Data listing.

▶

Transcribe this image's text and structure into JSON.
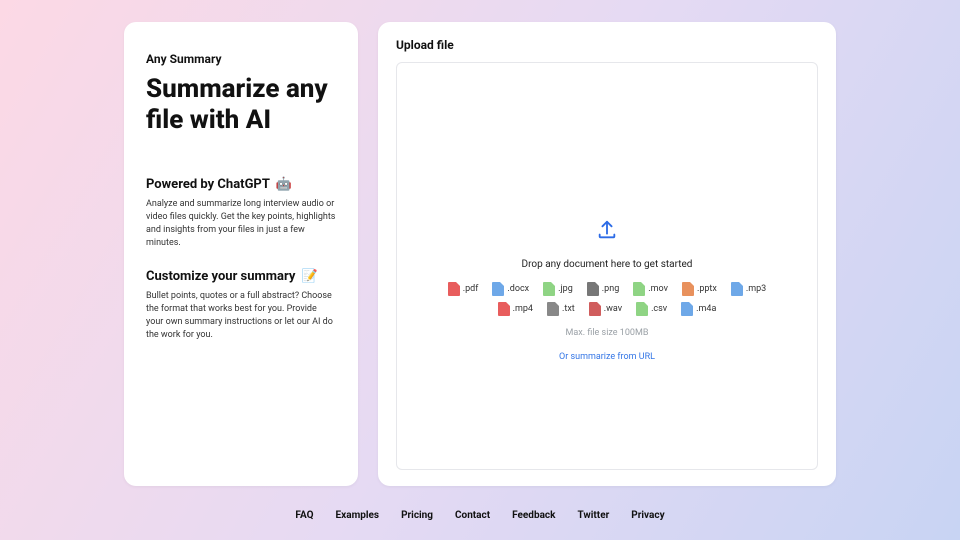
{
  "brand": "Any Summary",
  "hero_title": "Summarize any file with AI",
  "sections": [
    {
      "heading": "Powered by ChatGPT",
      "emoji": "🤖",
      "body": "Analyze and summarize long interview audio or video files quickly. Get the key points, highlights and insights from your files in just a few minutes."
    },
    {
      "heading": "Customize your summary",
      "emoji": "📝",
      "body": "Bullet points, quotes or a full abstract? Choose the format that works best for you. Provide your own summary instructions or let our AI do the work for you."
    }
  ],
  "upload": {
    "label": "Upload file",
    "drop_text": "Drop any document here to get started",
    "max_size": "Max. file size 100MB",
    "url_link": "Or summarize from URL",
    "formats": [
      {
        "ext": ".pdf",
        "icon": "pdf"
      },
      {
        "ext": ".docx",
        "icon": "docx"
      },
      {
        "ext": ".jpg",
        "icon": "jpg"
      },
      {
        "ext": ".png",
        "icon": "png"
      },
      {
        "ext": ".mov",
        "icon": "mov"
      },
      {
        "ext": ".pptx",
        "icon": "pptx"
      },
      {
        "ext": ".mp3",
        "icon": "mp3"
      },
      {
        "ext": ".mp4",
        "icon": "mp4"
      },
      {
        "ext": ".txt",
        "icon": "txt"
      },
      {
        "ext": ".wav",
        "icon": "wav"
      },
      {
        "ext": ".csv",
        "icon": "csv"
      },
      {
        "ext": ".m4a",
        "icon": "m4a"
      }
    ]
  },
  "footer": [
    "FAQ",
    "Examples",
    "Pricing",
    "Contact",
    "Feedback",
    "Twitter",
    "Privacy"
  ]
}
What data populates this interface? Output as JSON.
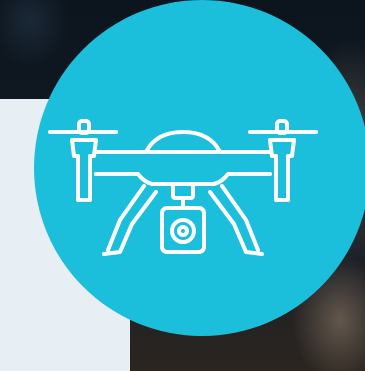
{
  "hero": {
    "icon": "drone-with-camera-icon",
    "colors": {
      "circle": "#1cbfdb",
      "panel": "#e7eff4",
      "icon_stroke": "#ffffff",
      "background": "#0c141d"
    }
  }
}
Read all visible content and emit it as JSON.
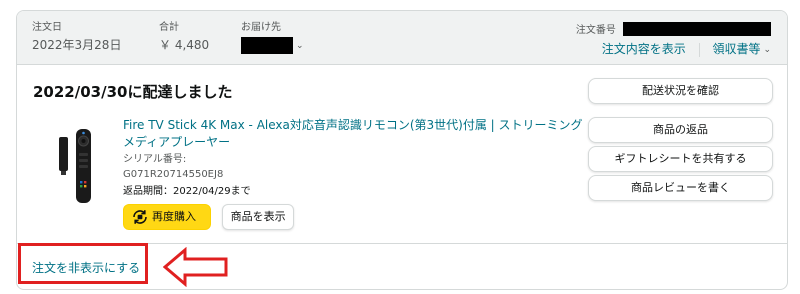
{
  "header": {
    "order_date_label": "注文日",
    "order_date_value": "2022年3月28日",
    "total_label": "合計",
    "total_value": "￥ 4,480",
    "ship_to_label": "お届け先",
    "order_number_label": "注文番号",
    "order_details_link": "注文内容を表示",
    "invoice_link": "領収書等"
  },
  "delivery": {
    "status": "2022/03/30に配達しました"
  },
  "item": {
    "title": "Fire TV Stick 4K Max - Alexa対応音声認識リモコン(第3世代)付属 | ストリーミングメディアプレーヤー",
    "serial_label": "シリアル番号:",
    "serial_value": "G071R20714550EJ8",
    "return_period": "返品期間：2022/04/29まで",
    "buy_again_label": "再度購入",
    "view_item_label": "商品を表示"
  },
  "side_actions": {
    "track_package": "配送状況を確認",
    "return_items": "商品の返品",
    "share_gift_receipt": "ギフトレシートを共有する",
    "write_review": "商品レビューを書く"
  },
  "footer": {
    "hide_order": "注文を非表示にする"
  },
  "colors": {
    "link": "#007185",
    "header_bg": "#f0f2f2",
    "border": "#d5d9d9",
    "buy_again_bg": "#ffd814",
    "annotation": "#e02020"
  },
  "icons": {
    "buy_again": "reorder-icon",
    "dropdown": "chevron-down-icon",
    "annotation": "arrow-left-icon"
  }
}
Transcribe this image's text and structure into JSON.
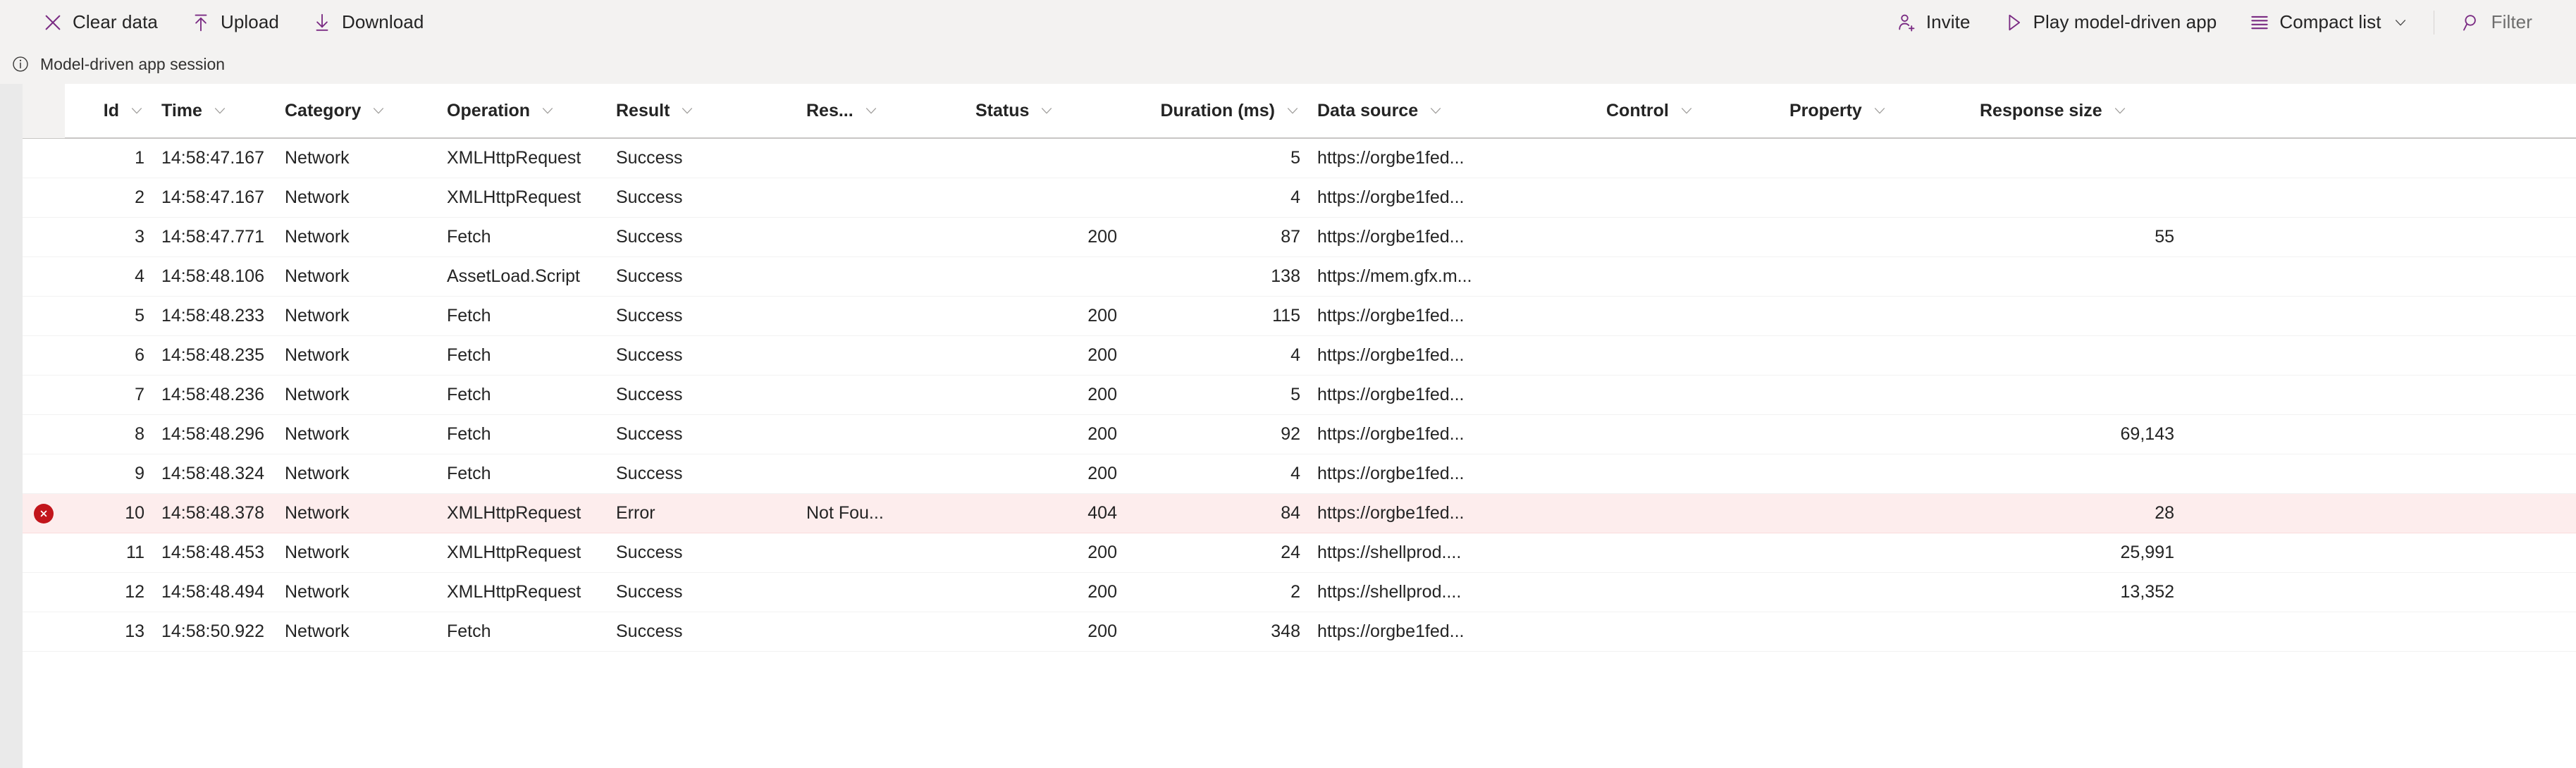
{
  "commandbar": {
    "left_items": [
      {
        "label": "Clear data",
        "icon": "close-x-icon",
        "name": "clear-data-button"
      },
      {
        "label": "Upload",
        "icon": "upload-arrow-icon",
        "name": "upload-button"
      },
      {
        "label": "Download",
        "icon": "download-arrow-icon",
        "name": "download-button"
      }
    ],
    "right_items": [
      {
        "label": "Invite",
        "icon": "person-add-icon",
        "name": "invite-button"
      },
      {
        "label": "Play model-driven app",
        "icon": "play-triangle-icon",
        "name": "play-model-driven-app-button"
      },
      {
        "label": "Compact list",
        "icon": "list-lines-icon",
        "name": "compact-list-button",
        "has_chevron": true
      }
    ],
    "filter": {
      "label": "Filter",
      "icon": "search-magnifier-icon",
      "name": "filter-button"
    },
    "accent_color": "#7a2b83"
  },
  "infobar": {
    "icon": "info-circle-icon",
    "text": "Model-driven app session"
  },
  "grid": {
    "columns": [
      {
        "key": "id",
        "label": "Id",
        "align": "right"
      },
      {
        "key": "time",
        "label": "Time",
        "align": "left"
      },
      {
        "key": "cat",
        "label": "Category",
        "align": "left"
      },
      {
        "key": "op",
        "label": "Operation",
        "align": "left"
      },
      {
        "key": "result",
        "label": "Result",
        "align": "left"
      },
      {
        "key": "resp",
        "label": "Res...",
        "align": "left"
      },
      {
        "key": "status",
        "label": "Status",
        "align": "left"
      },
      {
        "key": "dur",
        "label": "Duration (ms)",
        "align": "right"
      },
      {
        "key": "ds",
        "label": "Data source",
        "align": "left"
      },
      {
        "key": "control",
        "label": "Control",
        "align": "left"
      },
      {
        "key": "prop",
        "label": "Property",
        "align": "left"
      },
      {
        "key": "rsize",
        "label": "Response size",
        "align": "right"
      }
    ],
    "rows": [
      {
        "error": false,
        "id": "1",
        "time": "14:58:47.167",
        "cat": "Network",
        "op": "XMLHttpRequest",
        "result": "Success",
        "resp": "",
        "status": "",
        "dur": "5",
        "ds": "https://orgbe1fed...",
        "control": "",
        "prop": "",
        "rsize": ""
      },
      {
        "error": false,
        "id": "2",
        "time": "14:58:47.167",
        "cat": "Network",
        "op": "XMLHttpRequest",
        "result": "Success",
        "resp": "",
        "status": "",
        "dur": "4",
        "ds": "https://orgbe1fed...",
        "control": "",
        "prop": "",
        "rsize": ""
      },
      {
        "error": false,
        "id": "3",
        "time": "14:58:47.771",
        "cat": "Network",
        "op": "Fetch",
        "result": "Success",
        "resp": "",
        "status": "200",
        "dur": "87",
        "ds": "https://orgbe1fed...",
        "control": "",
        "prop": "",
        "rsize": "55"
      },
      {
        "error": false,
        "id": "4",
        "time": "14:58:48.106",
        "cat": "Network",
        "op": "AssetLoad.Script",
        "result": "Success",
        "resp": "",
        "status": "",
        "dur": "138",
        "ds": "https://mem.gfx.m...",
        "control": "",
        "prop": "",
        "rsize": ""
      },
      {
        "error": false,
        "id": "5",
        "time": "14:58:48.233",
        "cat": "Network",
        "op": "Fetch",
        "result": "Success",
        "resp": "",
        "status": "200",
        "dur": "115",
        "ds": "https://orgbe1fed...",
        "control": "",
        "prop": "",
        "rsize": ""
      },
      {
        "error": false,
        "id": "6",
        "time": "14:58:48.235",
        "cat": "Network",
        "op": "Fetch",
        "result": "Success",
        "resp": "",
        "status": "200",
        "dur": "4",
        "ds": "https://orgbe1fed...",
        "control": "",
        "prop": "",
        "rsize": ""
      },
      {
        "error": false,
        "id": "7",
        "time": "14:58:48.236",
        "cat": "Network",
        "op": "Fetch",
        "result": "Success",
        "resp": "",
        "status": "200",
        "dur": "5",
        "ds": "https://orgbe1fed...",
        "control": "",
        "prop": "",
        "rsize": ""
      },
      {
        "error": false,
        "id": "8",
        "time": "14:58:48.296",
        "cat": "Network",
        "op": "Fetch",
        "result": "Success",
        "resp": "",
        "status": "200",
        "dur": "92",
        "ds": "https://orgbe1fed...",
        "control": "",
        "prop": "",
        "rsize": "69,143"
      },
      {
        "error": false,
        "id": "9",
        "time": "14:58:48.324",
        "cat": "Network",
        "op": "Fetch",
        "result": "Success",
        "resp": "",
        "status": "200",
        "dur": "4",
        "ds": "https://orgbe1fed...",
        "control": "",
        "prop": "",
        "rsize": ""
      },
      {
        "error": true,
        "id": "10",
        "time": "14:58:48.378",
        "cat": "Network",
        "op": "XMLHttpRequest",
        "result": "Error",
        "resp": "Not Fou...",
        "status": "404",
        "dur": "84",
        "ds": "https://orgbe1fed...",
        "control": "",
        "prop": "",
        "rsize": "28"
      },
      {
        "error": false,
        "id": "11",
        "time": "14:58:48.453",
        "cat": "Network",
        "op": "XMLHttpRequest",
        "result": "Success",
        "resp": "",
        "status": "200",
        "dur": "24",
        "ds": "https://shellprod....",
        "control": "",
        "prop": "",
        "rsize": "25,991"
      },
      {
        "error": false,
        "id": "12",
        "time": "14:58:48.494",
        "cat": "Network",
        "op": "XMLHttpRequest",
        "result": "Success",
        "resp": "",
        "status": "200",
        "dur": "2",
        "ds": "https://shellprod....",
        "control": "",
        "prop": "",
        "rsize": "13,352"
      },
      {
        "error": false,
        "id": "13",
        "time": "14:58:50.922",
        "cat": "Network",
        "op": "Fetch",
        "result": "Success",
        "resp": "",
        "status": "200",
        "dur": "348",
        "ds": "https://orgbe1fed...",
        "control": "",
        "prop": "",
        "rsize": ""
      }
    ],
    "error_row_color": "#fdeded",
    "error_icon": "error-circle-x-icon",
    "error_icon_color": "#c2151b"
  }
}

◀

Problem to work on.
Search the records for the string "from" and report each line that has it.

Solution to the exercise.
      "body": "Analyze and summarize long interview audio or video files quickly. Get the key points, highlights and insights from your files in just a few minutes."
    "url_link": "Or summarize from URL",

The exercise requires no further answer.